  • Children are 77% more likely to read or pretend to read when read to frequently.
Mother and daughter reading book on sofa

School Literacy Statistics

Understanding the literacy statistics for various ages at school is important to understanding how to improve literacy. Check out a few important statistics.

Literacy Based on Class

Every reader should have equal rights to an education. However, statistics show that the lower your socio-economic class, the harder it is to be a proficient reader.

  • Poor children for at least a year were not reading proficient by third grade, according to Annie E. Casey Foundation.
  • Less than half of low-income students came to kindergarten with proficiency in math and reading skills.
  • Eight point seven million kids from low-income homes from kindergarten through 5th grade were not proficient in reading.

Practice Makes Perfect

Giving kids access to books and reading earlier in life can help them to be successful readers. Not only that but it is important to practice reading and spend more time around reading. The statistics prove it.

  • Early reading scores are higher by about 20 points for kids that have more access to books at home.
  • Three quarters of kids that read for fun about once a week had higher reading test sores.
  • Kids that read for 15 minutes a day had accelerated reading gains compared to those who read less, according to Renaissance.
  • Kids that read for 30 minutes a day had the highest reading gains, stated Renaissance.
  • Reading 20 minutes a day exposes kids to about 2 million words every year.
Girl laying on floor with books

Why the Numbers Matter

Looking at the statistics is important to understanding the trends in reading. Not only can you see where kids are having trouble in reading but you can create plans of action to improve reading for those struggling groups. For example, knowing that less than half of students with low-income are proficient readers can help you to create a plan to help your students or children that might be falling behind. The statistics show where efforts for improvements should be focused. For example, it is important to focus on reading early. Knowing the statistics about reading to kids at home can show parents the importance. These statistics can be used in a number of areas to improve reading levels and help you to understand why some students might be falling short.

What You Can Do

Now that you know the facts, it's time to put them into action. Looking at the statistics, you can see the programs or tactics that improve readers. For example, to improve literacy, you might:
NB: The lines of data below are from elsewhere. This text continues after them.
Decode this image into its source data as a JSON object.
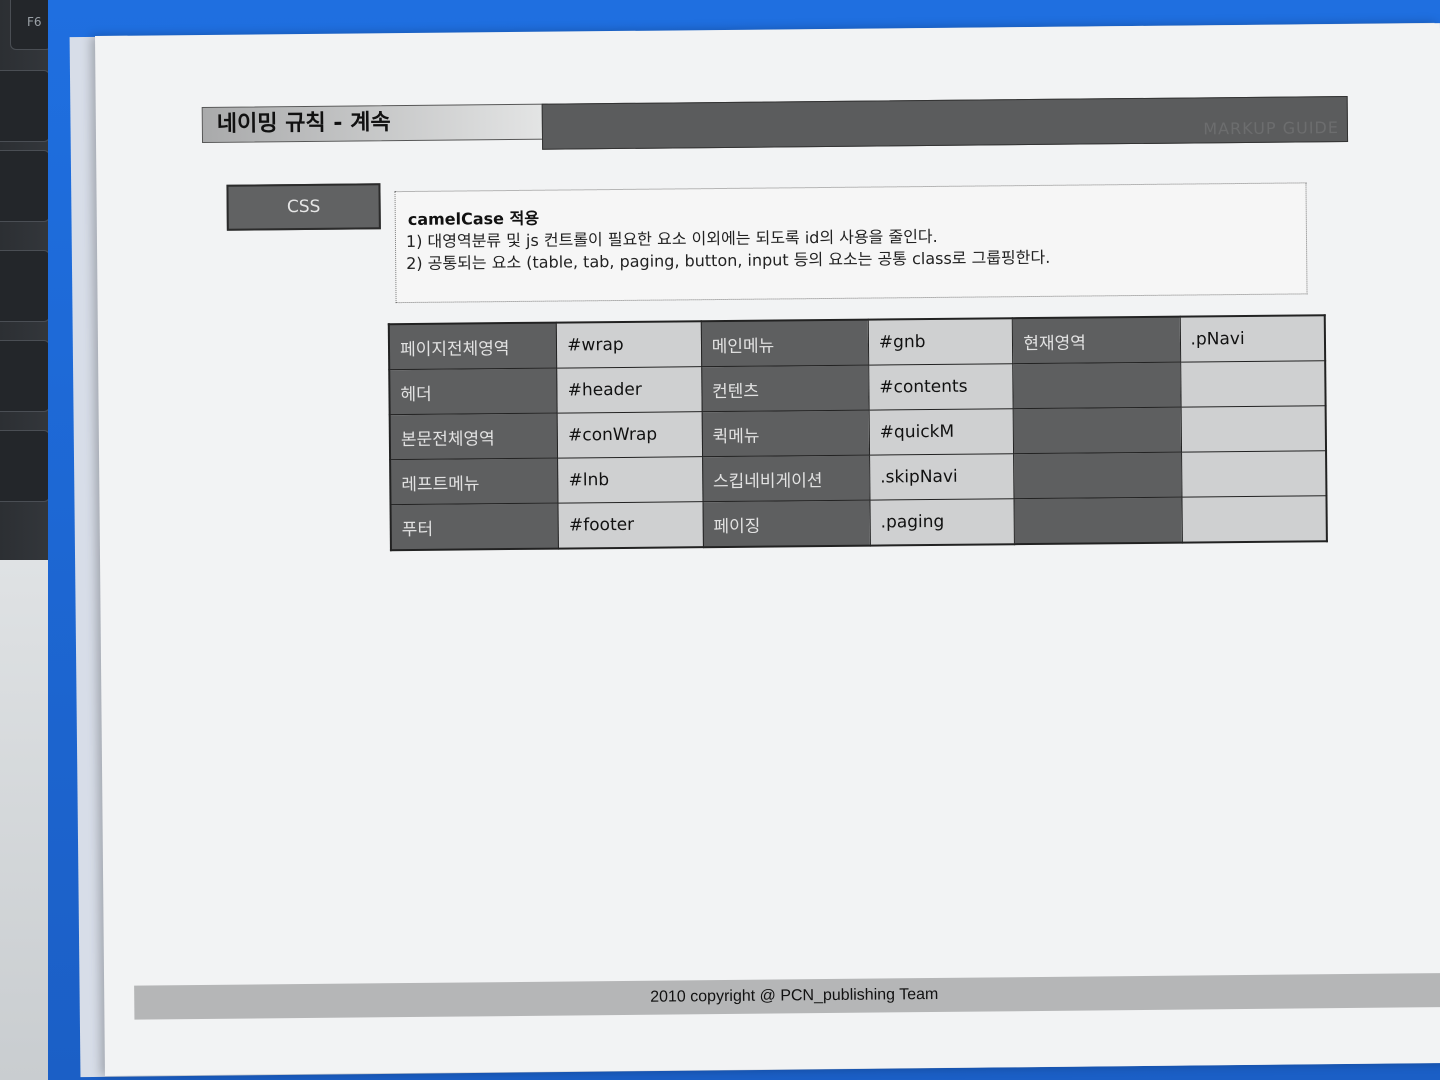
{
  "header": {
    "title": "네이밍 규칙 - 계속",
    "guide": "MARKUP GUIDE"
  },
  "badge": "CSS",
  "note": {
    "title": "camelCase 적용",
    "lines": [
      "1) 대영역분류 및 js 컨트롤이 필요한 요소 이외에는 되도록 id의 사용을 줄인다.",
      "2) 공통되는 요소 (table, tab, paging, button, input 등의 요소는 공통 class로 그룹핑한다."
    ]
  },
  "table": {
    "rows": [
      [
        "페이지전체영역",
        "#wrap",
        "메인메뉴",
        "#gnb",
        "현재영역",
        ".pNavi"
      ],
      [
        "헤더",
        "#header",
        "컨텐츠",
        "#contents",
        "",
        ""
      ],
      [
        "본문전체영역",
        "#conWrap",
        "퀵메뉴",
        "#quickM",
        "",
        ""
      ],
      [
        "레프트메뉴",
        "#lnb",
        "스킵네비게이션",
        ".skipNavi",
        "",
        ""
      ],
      [
        "푸터",
        "#footer",
        "페이징",
        ".paging",
        "",
        ""
      ]
    ]
  },
  "footer": "2010 copyright @ PCN_publishing Team",
  "keyboard": {
    "f6": "F6"
  }
}
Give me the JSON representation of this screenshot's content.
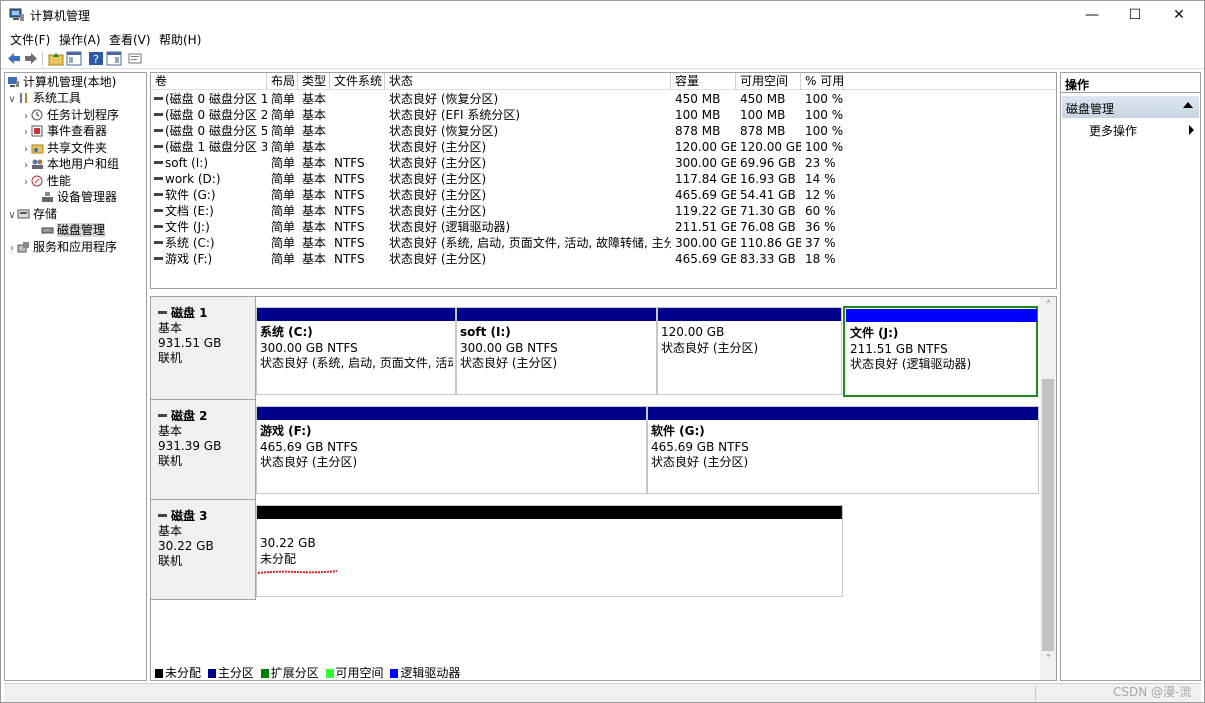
{
  "window": {
    "title": "计算机管理",
    "min_glyph": "—",
    "max_glyph": "☐",
    "close_glyph": "✕"
  },
  "menu": [
    "文件(F)",
    "操作(A)",
    "查看(V)",
    "帮助(H)"
  ],
  "toolbar_icons": [
    "back-arrow-icon",
    "forward-arrow-icon",
    "up-folder-icon",
    "show-hide-tree-icon",
    "help-icon",
    "properties-icon",
    "console-icon"
  ],
  "tree": {
    "root": "计算机管理(本地)",
    "system_tools": "系统工具",
    "task_scheduler": "任务计划程序",
    "event_viewer": "事件查看器",
    "shared_folders": "共享文件夹",
    "local_users": "本地用户和组",
    "performance": "性能",
    "device_manager": "设备管理器",
    "storage": "存储",
    "disk_management": "磁盘管理",
    "services": "服务和应用程序",
    "chev_open": "∨",
    "chev_closed": "›"
  },
  "columns": [
    "卷",
    "布局",
    "类型",
    "文件系统",
    "状态",
    "容量",
    "可用空间",
    "% 可用"
  ],
  "volumes": [
    {
      "name": "(磁盘 0 磁盘分区 1)",
      "layout": "简单",
      "type": "基本",
      "fs": "",
      "status": "状态良好 (恢复分区)",
      "capacity": "450 MB",
      "free": "450 MB",
      "pct": "100 %"
    },
    {
      "name": "(磁盘 0 磁盘分区 2)",
      "layout": "简单",
      "type": "基本",
      "fs": "",
      "status": "状态良好 (EFI 系统分区)",
      "capacity": "100 MB",
      "free": "100 MB",
      "pct": "100 %"
    },
    {
      "name": "(磁盘 0 磁盘分区 5)",
      "layout": "简单",
      "type": "基本",
      "fs": "",
      "status": "状态良好 (恢复分区)",
      "capacity": "878 MB",
      "free": "878 MB",
      "pct": "100 %"
    },
    {
      "name": "(磁盘 1 磁盘分区 3)",
      "layout": "简单",
      "type": "基本",
      "fs": "",
      "status": "状态良好 (主分区)",
      "capacity": "120.00 GB",
      "free": "120.00 GB",
      "pct": "100 %"
    },
    {
      "name": "soft (I:)",
      "layout": "简单",
      "type": "基本",
      "fs": "NTFS",
      "status": "状态良好 (主分区)",
      "capacity": "300.00 GB",
      "free": "69.96 GB",
      "pct": "23 %"
    },
    {
      "name": "work (D:)",
      "layout": "简单",
      "type": "基本",
      "fs": "NTFS",
      "status": "状态良好 (主分区)",
      "capacity": "117.84 GB",
      "free": "16.93 GB",
      "pct": "14 %"
    },
    {
      "name": "软件 (G:)",
      "layout": "简单",
      "type": "基本",
      "fs": "NTFS",
      "status": "状态良好 (主分区)",
      "capacity": "465.69 GB",
      "free": "54.41 GB",
      "pct": "12 %"
    },
    {
      "name": "文档 (E:)",
      "layout": "简单",
      "type": "基本",
      "fs": "NTFS",
      "status": "状态良好 (主分区)",
      "capacity": "119.22 GB",
      "free": "71.30 GB",
      "pct": "60 %"
    },
    {
      "name": "文件 (J:)",
      "layout": "简单",
      "type": "基本",
      "fs": "NTFS",
      "status": "状态良好 (逻辑驱动器)",
      "capacity": "211.51 GB",
      "free": "76.08 GB",
      "pct": "36 %"
    },
    {
      "name": "系统 (C:)",
      "layout": "简单",
      "type": "基本",
      "fs": "NTFS",
      "status": "状态良好 (系统, 启动, 页面文件, 活动, 故障转储, 主分区)",
      "capacity": "300.00 GB",
      "free": "110.86 GB",
      "pct": "37 %"
    },
    {
      "name": "游戏 (F:)",
      "layout": "简单",
      "type": "基本",
      "fs": "NTFS",
      "status": "状态良好 (主分区)",
      "capacity": "465.69 GB",
      "free": "83.33 GB",
      "pct": "18 %"
    }
  ],
  "disks": [
    {
      "name": "磁盘 1",
      "kind": "基本",
      "size": "931.51 GB",
      "state": "联机",
      "partitions": [
        {
          "name": "系统  (C:)",
          "size": "300.00 GB NTFS",
          "status": "状态良好 (系统, 启动, 页面文件, 活动,",
          "bar_color": "#00008b"
        },
        {
          "name": "soft  (I:)",
          "size": "300.00 GB NTFS",
          "status": "状态良好 (主分区)",
          "bar_color": "#00008b"
        },
        {
          "name": "",
          "size": "120.00 GB",
          "status": "状态良好 (主分区)",
          "bar_color": "#00008b"
        },
        {
          "name": "文件  (J:)",
          "size": "211.51 GB NTFS",
          "status": "状态良好 (逻辑驱动器)",
          "bar_color": "#0000ff",
          "selected": true
        }
      ]
    },
    {
      "name": "磁盘 2",
      "kind": "基本",
      "size": "931.39 GB",
      "state": "联机",
      "partitions": [
        {
          "name": "游戏  (F:)",
          "size": "465.69 GB NTFS",
          "status": "状态良好 (主分区)",
          "bar_color": "#00008b"
        },
        {
          "name": "软件  (G:)",
          "size": "465.69 GB NTFS",
          "status": "状态良好 (主分区)",
          "bar_color": "#00008b"
        }
      ]
    },
    {
      "name": "磁盘 3",
      "kind": "基本",
      "size": "30.22 GB",
      "state": "联机",
      "partitions": [
        {
          "name": "",
          "size": "30.22 GB",
          "status": "未分配",
          "bar_color": "#000000"
        }
      ]
    }
  ],
  "legend": [
    {
      "label": "未分配",
      "color": "#000000"
    },
    {
      "label": "主分区",
      "color": "#00008b"
    },
    {
      "label": "扩展分区",
      "color": "#008000"
    },
    {
      "label": "可用空间",
      "color": "#33ff33"
    },
    {
      "label": "逻辑驱动器",
      "color": "#0000ff"
    }
  ],
  "actions": {
    "title": "操作",
    "section": "磁盘管理",
    "more": "更多操作"
  },
  "scroll": {
    "up": "˄",
    "down": "˅"
  },
  "watermark": "CSDN @漫-流"
}
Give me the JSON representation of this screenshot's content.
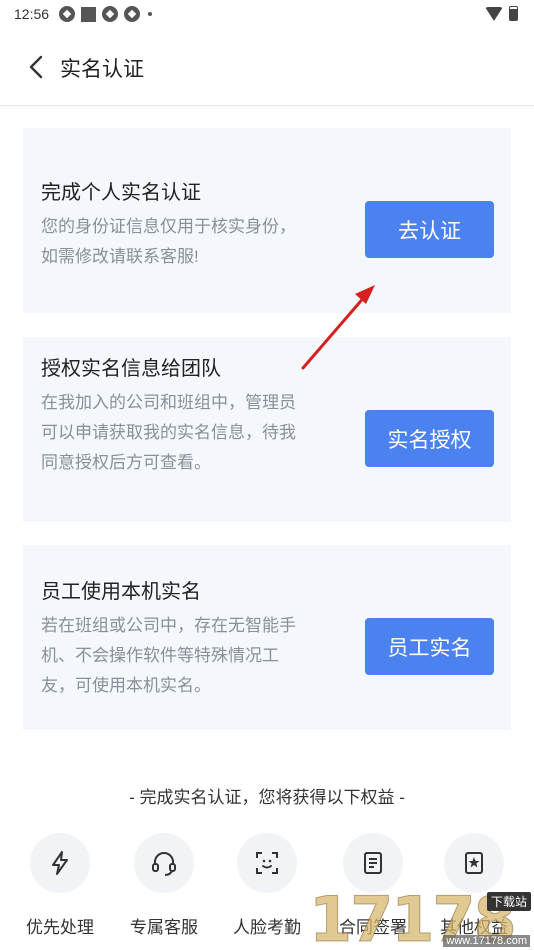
{
  "status_bar": {
    "time": "12:56"
  },
  "header": {
    "title": "实名认证"
  },
  "cards": [
    {
      "title": "完成个人实名认证",
      "desc": "您的身份证信息仅用于核实身份，如需修改请联系客服!",
      "button": "去认证"
    },
    {
      "title": "授权实名信息给团队",
      "desc": "在我加入的公司和班组中，管理员可以申请获取我的实名信息，待我同意授权后方可查看。",
      "button": "实名授权"
    },
    {
      "title": "员工使用本机实名",
      "desc": "若在班组或公司中，存在无智能手机、不会操作软件等特殊情况工友，可使用本机实名。",
      "button": "员工实名"
    }
  ],
  "benefits": {
    "heading": "- 完成实名认证，您将获得以下权益 -",
    "items": [
      {
        "label": "优先处理",
        "icon": "lightning-icon"
      },
      {
        "label": "专属客服",
        "icon": "headset-icon"
      },
      {
        "label": "人脸考勤",
        "icon": "face-scan-icon"
      },
      {
        "label": "合同签署",
        "icon": "contract-icon"
      },
      {
        "label": "其他权益",
        "icon": "bookmark-star-icon"
      }
    ]
  },
  "colors": {
    "accent": "#4b82f0",
    "card_bg": "#f4f8fd",
    "arrow": "#d62020"
  },
  "watermark": {
    "number": "17178",
    "tag": "下载站",
    "url": "www.17178.com"
  }
}
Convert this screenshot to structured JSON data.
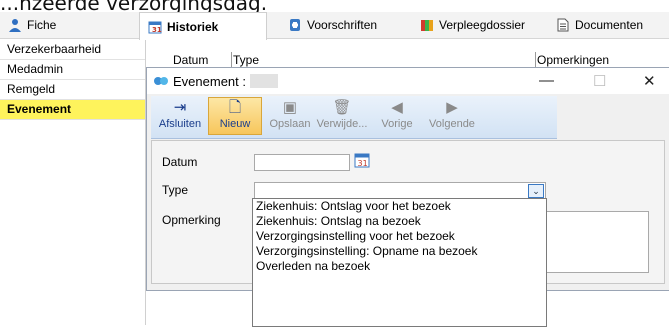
{
  "caption": "...nzeerde verzorgingsdag.",
  "tabs": [
    {
      "label": "Fiche",
      "icon": "user-icon"
    },
    {
      "label": "Historiek",
      "icon": "calendar-icon"
    },
    {
      "label": "Voorschriften",
      "icon": "prescription-icon"
    },
    {
      "label": "Verpleegdossier",
      "icon": "books-icon"
    },
    {
      "label": "Documenten",
      "icon": "document-icon"
    }
  ],
  "sidebar": {
    "items": [
      {
        "label": "Verzekerbaarheid"
      },
      {
        "label": "Medadmin"
      },
      {
        "label": "Remgeld"
      },
      {
        "label": "Evenement",
        "selected": true
      }
    ]
  },
  "grid": {
    "columns": [
      "Datum",
      "Type",
      "Opmerkingen"
    ]
  },
  "dialog": {
    "title": "Evenement :",
    "toolbar": [
      {
        "label": "Afsluiten",
        "icon": "exit-icon",
        "state": "enabled"
      },
      {
        "label": "Nieuw",
        "icon": "new-document-icon",
        "state": "active"
      },
      {
        "label": "Opslaan",
        "icon": "save-icon",
        "state": "disabled"
      },
      {
        "label": "Verwijde...",
        "icon": "trash-icon",
        "state": "disabled"
      },
      {
        "label": "Vorige",
        "icon": "arrow-left-icon",
        "state": "disabled"
      },
      {
        "label": "Volgende",
        "icon": "arrow-right-icon",
        "state": "disabled"
      }
    ],
    "form": {
      "date_label": "Datum",
      "date_value": "",
      "type_label": "Type",
      "type_value": "",
      "remark_label": "Opmerking"
    },
    "type_options": [
      "Ziekenhuis: Ontslag voor het bezoek",
      "Ziekenhuis: Ontslag na bezoek",
      "Verzorgingsinstelling voor het bezoek",
      "Verzorgingsinstelling: Opname na bezoek",
      "Overleden na bezoek"
    ]
  },
  "colors": {
    "selected_sidebar": "#fef35c",
    "toolbar_blue": "#d2e2f4",
    "active_button": "#f7c65c"
  }
}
  • Encourage parents to read to their toddlers and preschoolers three or more times a week.
  • Teachers might work on creating a literacy program in their area for low income children from kindergarten to 5th grade.
  • Encourage children to read for 15-30 minutes a day. You might even create a nightly reading requirement.
  • Buy used or new books to have at home for kids to see and read.
  • Take children to the library to find books that they enjoy reading.
  • Look together at books online to help kids find genres they like to read for fun.
  • Use the statistics to create literacy activities.

Improving Literacy

Literacy is important. Readers are more likely to be successful in school and graduate. Exposing children to reading material, reading to children and having them read for fun can all improve literacy. The facts prove it.

Child Literacy Statistics